__WORK TASK__:
I would like every line of the records below that contains the word "beordie" copied.

__Collected data__:
------------

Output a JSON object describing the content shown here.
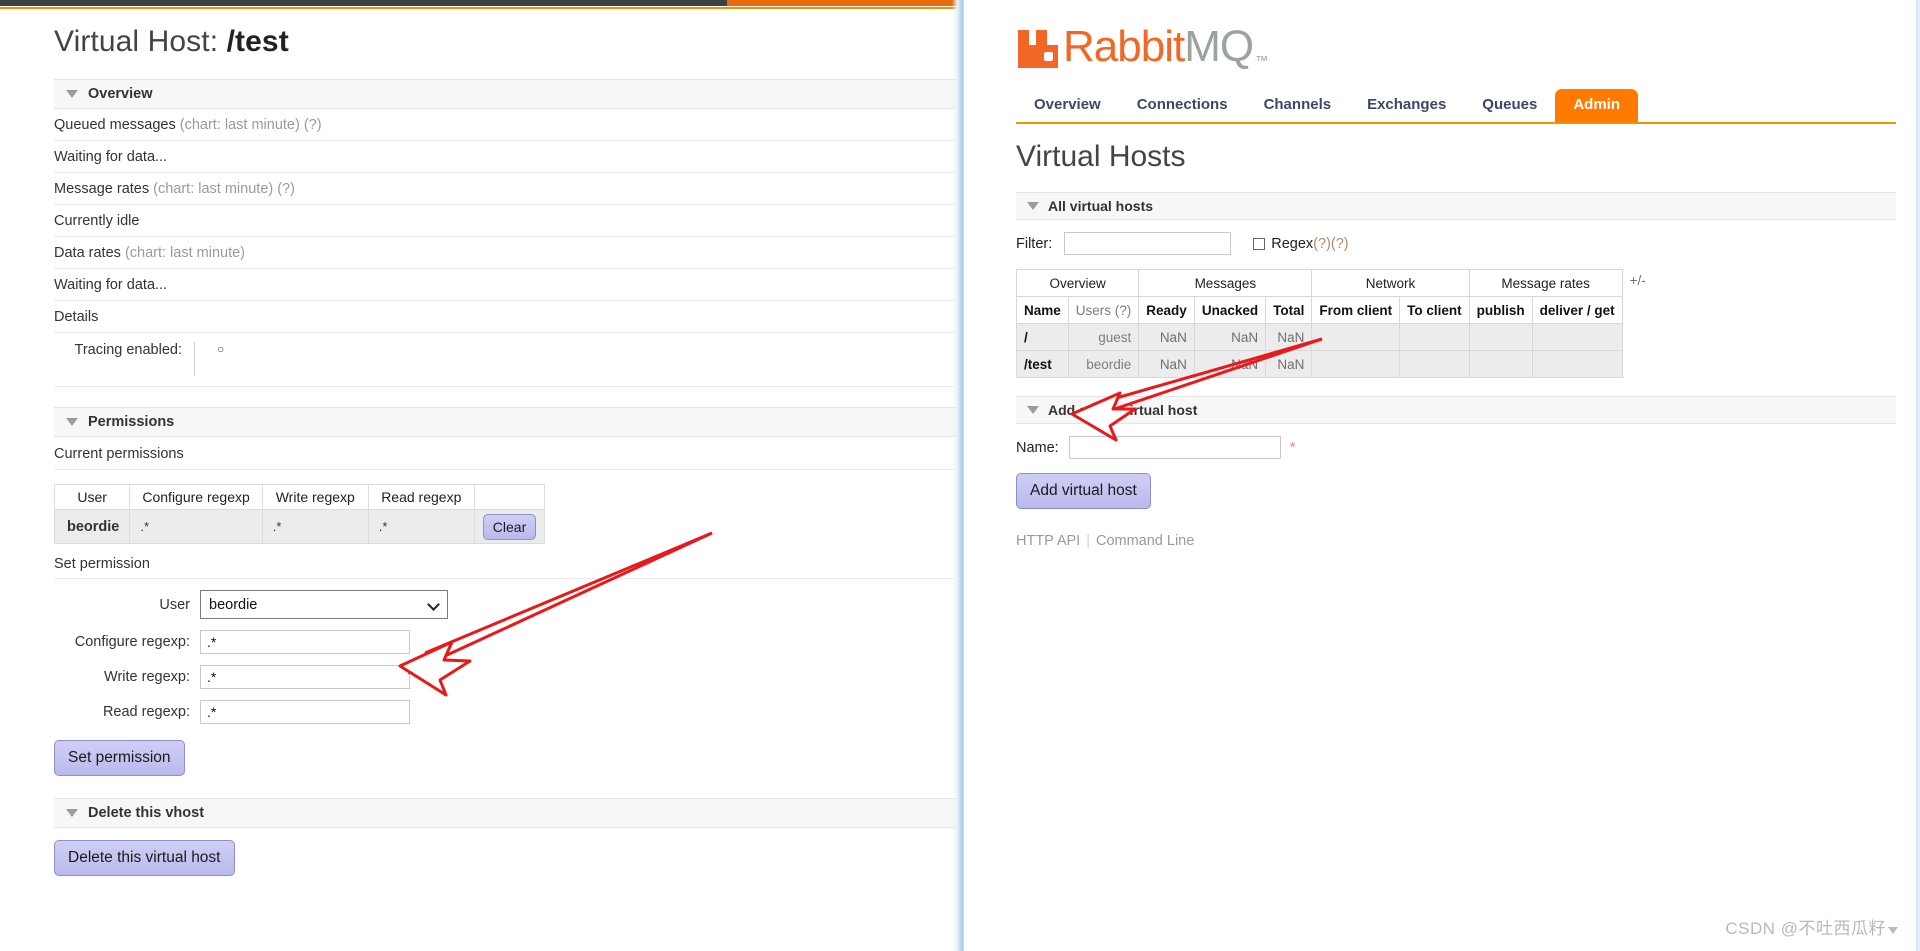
{
  "left": {
    "page_title_prefix": "Virtual Host: ",
    "page_title_value": "/test",
    "overview": {
      "heading": "Overview",
      "queued_messages_label": "Queued messages",
      "queued_messages_note": "(chart: last minute) (?)",
      "queued_messages_status": "Waiting for data...",
      "message_rates_label": "Message rates",
      "message_rates_note": "(chart: last minute) (?)",
      "message_rates_status": "Currently idle",
      "data_rates_label": "Data rates",
      "data_rates_note": "(chart: last minute)",
      "data_rates_status": "Waiting for data...",
      "details_label": "Details",
      "tracing_label": "Tracing enabled:",
      "tracing_value": "○"
    },
    "permissions": {
      "heading": "Permissions",
      "current_label": "Current permissions",
      "columns": [
        "User",
        "Configure regexp",
        "Write regexp",
        "Read regexp",
        ""
      ],
      "rows": [
        {
          "user": "beordie",
          "configure": ".*",
          "write": ".*",
          "read": ".*",
          "action": "Clear"
        }
      ],
      "set_label": "Set permission",
      "user_field_label": "User",
      "user_field_value": "beordie",
      "configure_field_label": "Configure regexp:",
      "configure_field_value": ".*",
      "write_field_label": "Write regexp:",
      "write_field_value": ".*",
      "read_field_label": "Read regexp:",
      "read_field_value": ".*",
      "submit_label": "Set permission"
    },
    "delete": {
      "heading": "Delete this vhost",
      "button_label": "Delete this virtual host"
    }
  },
  "right": {
    "logo": {
      "word_orange": "Rabbit",
      "word_gray": "MQ",
      "tm": "™"
    },
    "tabs": [
      {
        "label": "Overview",
        "active": false
      },
      {
        "label": "Connections",
        "active": false
      },
      {
        "label": "Channels",
        "active": false
      },
      {
        "label": "Exchanges",
        "active": false
      },
      {
        "label": "Queues",
        "active": false
      },
      {
        "label": "Admin",
        "active": true
      }
    ],
    "title": "Virtual Hosts",
    "all_vhosts": {
      "heading": "All virtual hosts",
      "filter_label": "Filter:",
      "filter_value": "",
      "regex_label": "Regex",
      "regex_help": "(?)(?)",
      "group_headers": [
        "Overview",
        "Messages",
        "Network",
        "Message rates"
      ],
      "plus_minus": "+/-",
      "sub_headers": [
        "Name",
        "Users (?)",
        "Ready",
        "Unacked",
        "Total",
        "From client",
        "To client",
        "publish",
        "deliver / get"
      ],
      "rows": [
        {
          "name": "/",
          "users": "guest",
          "ready": "NaN",
          "unacked": "NaN",
          "total": "NaN",
          "from_client": "",
          "to_client": "",
          "publish": "",
          "deliver_get": ""
        },
        {
          "name": "/test",
          "users": "beordie",
          "ready": "NaN",
          "unacked": "NaN",
          "total": "NaN",
          "from_client": "",
          "to_client": "",
          "publish": "",
          "deliver_get": ""
        }
      ]
    },
    "add_vhost": {
      "heading": "Add a new virtual host",
      "name_label": "Name:",
      "name_value": "",
      "required_mark": "*",
      "button_label": "Add virtual host"
    },
    "footer": {
      "http_api": "HTTP API",
      "command_line": "Command Line"
    }
  },
  "watermark": "CSDN @不吐西瓜籽",
  "colors": {
    "brand_orange": "#f26725",
    "tab_active": "#ff7a00",
    "rule_orange": "#f29100",
    "annotation_red": "#e8191b",
    "button_purple": "#b9b9ee"
  }
}
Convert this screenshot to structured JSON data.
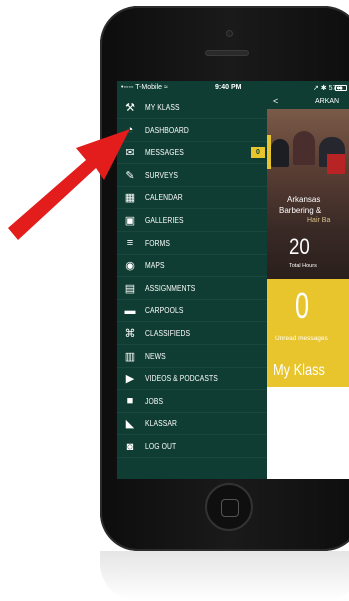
{
  "status_bar": {
    "carrier": "•◦◦◦◦ T-Mobile ≈",
    "time": "9:40 PM",
    "battery": "↗ ✱ 57%"
  },
  "menu": {
    "items": [
      {
        "label": "MY KLASS",
        "icon": "tools-icon",
        "glyph": "⚒"
      },
      {
        "label": "DASHBOARD",
        "icon": "speedometer-icon",
        "glyph": "◔"
      },
      {
        "label": "MESSAGES",
        "icon": "chat-bubbles-icon",
        "glyph": "✉",
        "badge": "0"
      },
      {
        "label": "SURVEYS",
        "icon": "pencil-icon",
        "glyph": "✎"
      },
      {
        "label": "CALENDAR",
        "icon": "calendar-icon",
        "glyph": "▦"
      },
      {
        "label": "GALLERIES",
        "icon": "photo-album-icon",
        "glyph": "▣"
      },
      {
        "label": "FORMS",
        "icon": "layers-icon",
        "glyph": "≡"
      },
      {
        "label": "MAPS",
        "icon": "map-pin-icon",
        "glyph": "◉"
      },
      {
        "label": "ASSIGNMENTS",
        "icon": "document-icon",
        "glyph": "▤"
      },
      {
        "label": "CARPOOLS",
        "icon": "car-icon",
        "glyph": "▬"
      },
      {
        "label": "CLASSIFIEDS",
        "icon": "classifieds-icon",
        "glyph": "⌘"
      },
      {
        "label": "NEWS",
        "icon": "newspaper-icon",
        "glyph": "▥"
      },
      {
        "label": "VIDEOS & PODCASTS",
        "icon": "play-circle-icon",
        "glyph": "▶"
      },
      {
        "label": "JOBS",
        "icon": "briefcase-icon",
        "glyph": "■"
      },
      {
        "label": "KLASSAR",
        "icon": "klassar-icon",
        "glyph": "◣"
      },
      {
        "label": "LOG OUT",
        "icon": "lock-icon",
        "glyph": "◙"
      }
    ]
  },
  "content": {
    "topbar_back": "<",
    "topbar_title": "ARKAN",
    "photo_caption_1": "Arkansas",
    "photo_caption_2": "Barbering &",
    "photo_caption_3": "Hair Ba",
    "total_hours_value": "20",
    "total_hours_label": "Total Hours",
    "unread_value": "0",
    "unread_label": "Unread messages",
    "myklass_label": "My Klass"
  },
  "colors": {
    "menu_bg": "#0f3d33",
    "accent_yellow": "#e8c52c",
    "arrow_red": "#e31c1c"
  }
}
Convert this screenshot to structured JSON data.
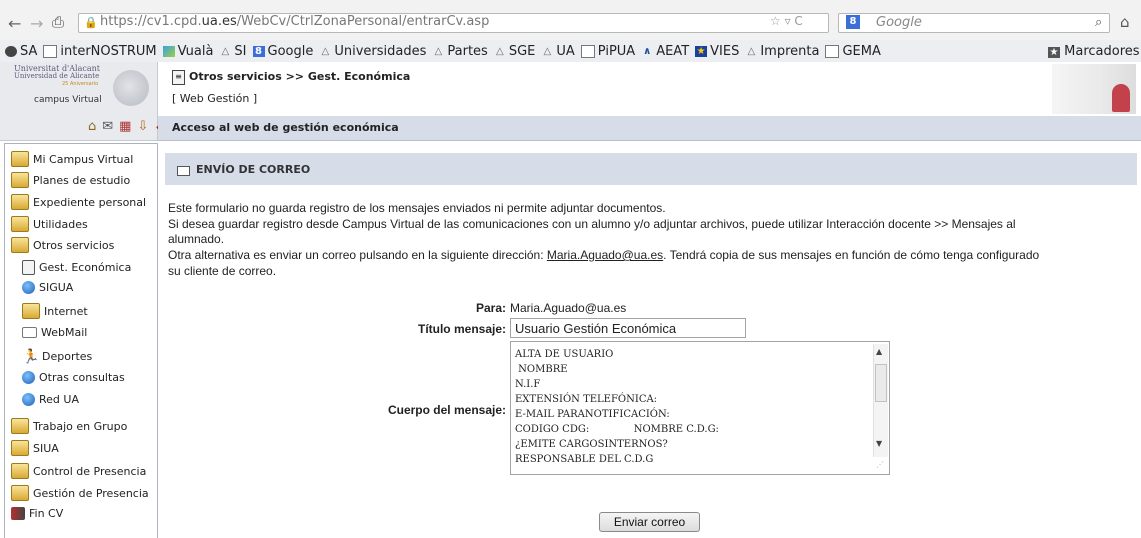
{
  "browser": {
    "url_prefix": "https://cv1.cpd.",
    "url_domain": "ua.es",
    "url_path": "/WebCv/CtrlZonaPersonal/entrarCv.asp",
    "search_engine": "Google",
    "url_actions": "☆ ▿ C",
    "bookmarks": [
      {
        "label": "SA",
        "icon": "globe-icon"
      },
      {
        "label": "interNOSTRUM",
        "icon": "page-icon"
      },
      {
        "label": "Vualà",
        "icon": "vuala-icon"
      },
      {
        "label": "SI",
        "icon": "triangle-icon"
      },
      {
        "label": "Google",
        "icon": "google-icon"
      },
      {
        "label": "Universidades",
        "icon": "triangle-icon"
      },
      {
        "label": "Partes",
        "icon": "triangle-icon"
      },
      {
        "label": "SGE",
        "icon": "triangle-icon"
      },
      {
        "label": "UA",
        "icon": "triangle-icon"
      },
      {
        "label": "PiPUA",
        "icon": "page-icon"
      },
      {
        "label": "AEAT",
        "icon": "aeat-icon"
      },
      {
        "label": "VIES",
        "icon": "eu-flag-icon"
      },
      {
        "label": "Imprenta",
        "icon": "triangle-icon"
      },
      {
        "label": "GEMA",
        "icon": "page-icon"
      }
    ],
    "bookmarks_folder": "Marcadores"
  },
  "header": {
    "logo_line1": "Universitat d'Alacant",
    "logo_line2": "Universidad de Alicante",
    "logo_line3": "25 Aniversario",
    "logo_campus": "campus Virtual",
    "title": "Otros servicios >> Gest. Económica",
    "link": "[ Web Gestión ]",
    "toolbar_text": "Acceso al web de gestión económica"
  },
  "sidebar": {
    "items": [
      {
        "label": "Mi Campus Virtual",
        "icon": "globe-folder-icon"
      },
      {
        "label": "Planes de estudio",
        "icon": "folder-icon"
      },
      {
        "label": "Expediente personal",
        "icon": "folder-icon"
      },
      {
        "label": "Utilidades",
        "icon": "folder-icon"
      },
      {
        "label": "Otros servicios",
        "icon": "folder-open-icon"
      },
      {
        "label": "Gest. Económica",
        "icon": "document-icon"
      },
      {
        "label": "SIGUA",
        "icon": "globe-icon"
      },
      {
        "label": "Internet",
        "icon": "network-icon"
      },
      {
        "label": "WebMail",
        "icon": "mail-icon"
      },
      {
        "label": "Deportes",
        "icon": "runner-icon"
      },
      {
        "label": "Otras consultas",
        "icon": "globe-icon"
      },
      {
        "label": "Red UA",
        "icon": "globe-icon"
      },
      {
        "label": "Trabajo en Grupo",
        "icon": "folder-icon"
      },
      {
        "label": "SIUA",
        "icon": "folder-icon"
      },
      {
        "label": "Control de Presencia",
        "icon": "folder-icon"
      },
      {
        "label": "Gestión de Presencia",
        "icon": "folder-icon"
      },
      {
        "label": "Fin CV",
        "icon": "exit-icon"
      }
    ]
  },
  "main": {
    "section_title": "ENVÍO DE CORREO",
    "paragraph": {
      "line1": "Este formulario no guarda registro de los mensajes enviados ni permite adjuntar documentos.",
      "line2": "Si desea guardar registro desde Campus Virtual de las comunicaciones con un alumno y/o adjuntar archivos, puede utilizar Interacción docente >> Mensajes al",
      "line3": "alumnado.",
      "line4_pre": "Otra alternativa es enviar un correo pulsando en la siguiente dirección: ",
      "line4_link": "Maria.Aguado@ua.es",
      "line4_post": ". Tendrá copia de sus mensajes en función de cómo tenga configurado",
      "line5": "su cliente de correo."
    },
    "form": {
      "para_label": "Para:",
      "para_value": "Maria.Aguado@ua.es",
      "titulo_label": "Título mensaje:",
      "titulo_value": "Usuario Gestión Económica",
      "cuerpo_label": "Cuerpo del mensaje:",
      "cuerpo_lines": [
        "ALTA DE USUARIO",
        " NOMBRE",
        "N.I.F",
        "EXTENSIÓN TELEFÓNICA:",
        "E-MAIL PARANOTIFICACIÓN:",
        "CODIGO CDG:              NOMBRE C.D.G:",
        "¿EMITE CARGOSINTERNOS?",
        "RESPONSABLE DEL C.D.G"
      ],
      "submit_label": "Enviar correo"
    }
  }
}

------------

__ANSWER TO THIS EXERCISE__:
          "user": "beordie",
      "user_field_value": "beordie",
          "users": "beordie",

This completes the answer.